Your task is to print each entry exactly as written.

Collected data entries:
====

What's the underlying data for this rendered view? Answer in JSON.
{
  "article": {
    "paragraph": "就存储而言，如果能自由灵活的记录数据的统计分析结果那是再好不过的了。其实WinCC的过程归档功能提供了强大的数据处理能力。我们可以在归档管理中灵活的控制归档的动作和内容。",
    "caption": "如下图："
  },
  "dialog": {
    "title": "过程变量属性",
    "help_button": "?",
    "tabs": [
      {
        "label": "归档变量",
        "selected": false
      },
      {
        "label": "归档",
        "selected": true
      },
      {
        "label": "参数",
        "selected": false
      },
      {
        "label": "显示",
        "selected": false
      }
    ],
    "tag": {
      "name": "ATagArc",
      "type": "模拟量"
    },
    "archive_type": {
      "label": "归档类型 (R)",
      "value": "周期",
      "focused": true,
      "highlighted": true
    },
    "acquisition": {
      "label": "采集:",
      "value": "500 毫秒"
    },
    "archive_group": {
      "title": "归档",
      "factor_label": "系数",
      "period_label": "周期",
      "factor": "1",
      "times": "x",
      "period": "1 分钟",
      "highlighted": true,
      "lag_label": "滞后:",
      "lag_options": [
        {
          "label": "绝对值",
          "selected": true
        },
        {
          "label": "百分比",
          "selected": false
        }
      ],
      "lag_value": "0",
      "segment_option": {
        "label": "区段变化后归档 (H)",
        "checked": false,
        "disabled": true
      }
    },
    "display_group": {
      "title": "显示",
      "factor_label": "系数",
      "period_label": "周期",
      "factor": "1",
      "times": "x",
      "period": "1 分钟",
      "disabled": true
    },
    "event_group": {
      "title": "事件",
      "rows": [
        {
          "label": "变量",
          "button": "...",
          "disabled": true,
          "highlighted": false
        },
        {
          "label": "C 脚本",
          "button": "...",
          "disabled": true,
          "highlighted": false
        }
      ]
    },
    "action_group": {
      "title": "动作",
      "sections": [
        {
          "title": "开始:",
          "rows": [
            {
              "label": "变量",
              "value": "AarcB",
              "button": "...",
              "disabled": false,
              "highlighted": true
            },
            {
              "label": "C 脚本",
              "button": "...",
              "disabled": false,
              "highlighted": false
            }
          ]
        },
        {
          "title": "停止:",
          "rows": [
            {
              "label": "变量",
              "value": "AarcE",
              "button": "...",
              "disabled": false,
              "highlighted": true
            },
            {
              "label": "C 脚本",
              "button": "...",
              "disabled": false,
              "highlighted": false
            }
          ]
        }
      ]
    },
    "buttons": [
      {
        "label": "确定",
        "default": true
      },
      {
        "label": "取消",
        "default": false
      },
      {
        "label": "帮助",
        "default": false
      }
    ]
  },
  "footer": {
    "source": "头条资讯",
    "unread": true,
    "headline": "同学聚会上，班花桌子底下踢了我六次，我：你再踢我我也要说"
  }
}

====

» Exercise response
What's the underlying data for this rendered view? Answer in JSON.
{
  "article": {
    "paragraph": "就存储而言，如果能自由灵活的记录数据的统计分析结果那是再好不过的了。其实WinCC的过程归档功能提供了强大的数据处理能力。我们可以在归档管理中灵活的控制归档的动作和内容。",
    "caption": "如下图："
  },
  "dialog": {
    "title": "过程变量属性",
    "help_button": "?",
    "tabs": [
      {
        "label": "归档变量",
        "selected": false
      },
      {
        "label": "归档",
        "selected": true
      },
      {
        "label": "参数",
        "selected": false
      },
      {
        "label": "显示",
        "selected": false
      }
    ],
    "tag": {
      "name": "ATagArc",
      "type": "模拟量"
    },
    "archive_type": {
      "label": "归档类型 (R)",
      "value": "周期",
      "focused": true,
      "highlighted": true
    },
    "acquisition": {
      "label": "采集:",
      "value": "500 毫秒"
    },
    "archive_group": {
      "title": "归档",
      "factor_label": "系数",
      "period_label": "周期",
      "factor": "1",
      "times": "x",
      "period": "1 分钟",
      "highlighted": true,
      "lag_label": "滞后:",
      "lag_options": [
        {
          "label": "绝对值",
          "selected": true
        },
        {
          "label": "百分比",
          "selected": false
        }
      ],
      "lag_value": "0",
      "segment_option": {
        "label": "区段变化后归档 (H)",
        "checked": false,
        "disabled": true
      }
    },
    "display_group": {
      "title": "显示",
      "factor_label": "系数",
      "period_label": "周期",
      "factor": "1",
      "times": "x",
      "period": "1 分钟",
      "disabled": true
    },
    "event_group": {
      "title": "事件",
      "rows": [
        {
          "label": "变量",
          "button": "...",
          "disabled": true,
          "highlighted": false
        },
        {
          "label": "C 脚本",
          "button": "...",
          "disabled": true,
          "highlighted": false
        }
      ]
    },
    "action_group": {
      "title": "动作",
      "sections": [
        {
          "title": "开始:",
          "rows": [
            {
              "label": "变量",
              "value": "AarcB",
              "button": "...",
              "disabled": false,
              "highlighted": true
            },
            {
              "label": "C 脚本",
              "button": "...",
              "disabled": false,
              "highlighted": false
            }
          ]
        },
        {
          "title": "停止:",
          "rows": [
            {
              "label": "变量",
              "value": "AarcE",
              "button": "...",
              "disabled": false,
              "highlighted": true
            },
            {
              "label": "C 脚本",
              "button": "...",
              "disabled": false,
              "highlighted": false
            }
          ]
        }
      ]
    },
    "buttons": [
      {
        "label": "确定",
        "default": true
      },
      {
        "label": "取消",
        "default": false
      },
      {
        "label": "帮助",
        "default": false
      }
    ]
  },
  "footer": {
    "source": "头条资讯",
    "unread": true,
    "headline": "同学聚会上，班花桌子底下踢了我六次，我：你再踢我我也要说"
  }
}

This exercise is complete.